Cymbeline is a play which starts of beautifully and slowly for four acts. It starts with two lovers, Imogen (Jesse Austrian), a princess and a commoner, Posthumus (Noah Brody), and then develops into a beautiful but twisted love plot. Pothumus is forced to flee to Italy, where he meets the villain Iachimo (Ben Steinfeld), who tears a hole in the relationship with false words and falser actions. Then when a war ensues between Italy and England, the audience meets two young boys and their father, who happen to be the kidnapped heirs to the throne of Britain. Also the king’s evil queen (Emily Young) sends her moronic son, Cloten (Andy Grotelueschen), to kill Imogen. Paul L. Coffey, playing Imogen’s faithful servant, is also entangled. So then in the fifth act they are all brought to Cymbeline’s court (except Cloten, who was killed by one of the lost sons) and Shakespeare resolves all the separate but tangled plots at once.
(Top) Steinfeld, Grotelueschen, Coffey (Bottom) Young, Brody, Austrian

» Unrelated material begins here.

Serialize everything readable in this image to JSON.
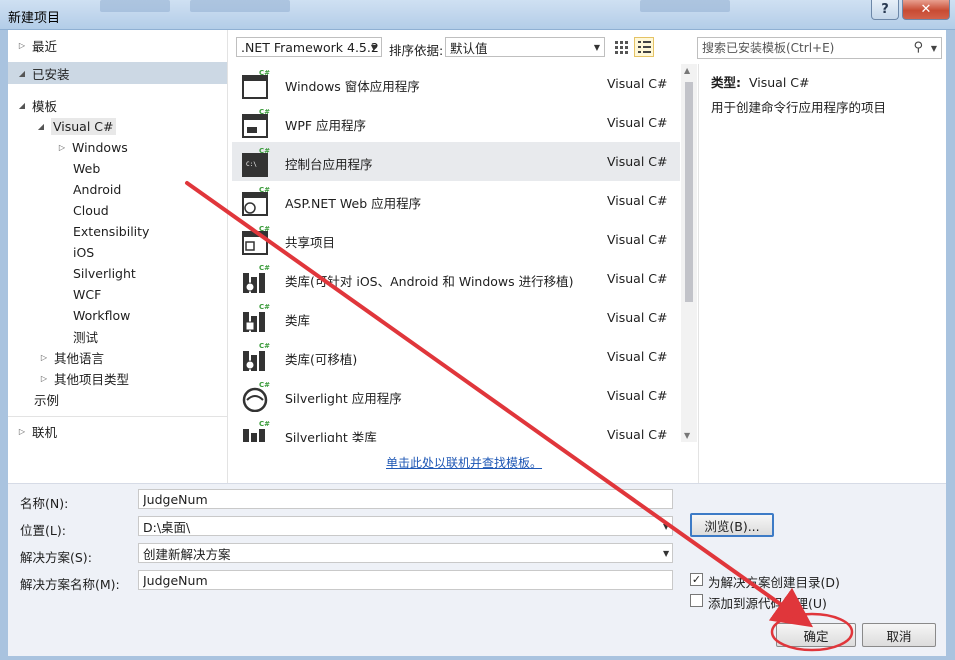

The ending truly is what makes Cymbeline a monster. In the fifth act, it explodes into a rapidly unfolding bundle of twists and turns. Having started slow, every problem Shakespeare created is resolved in the space of twenty minutes. Almost every character appears at least once in the finale. 17 new ideas or facts are revealed in ten minutes. This posed a huge problem for the Fiasco Company. I wondered throughout the entire play how they would play ten parts with six people. They dealt with it in a brilliant way; simply switching! Instead of trying to hide the role changes, beating a drum to signaled the switch. They did not stay fixated on little issues, and neither did the audience. It is very reassuring to see Shakespeare performed by a small cast. The numerous roles pose problems for many companies. This style of performance will make it much easier to adapt Shakespeare the modern world. This new way to deal with a problem play will be revolutionary, and I hope to review some more on this quest.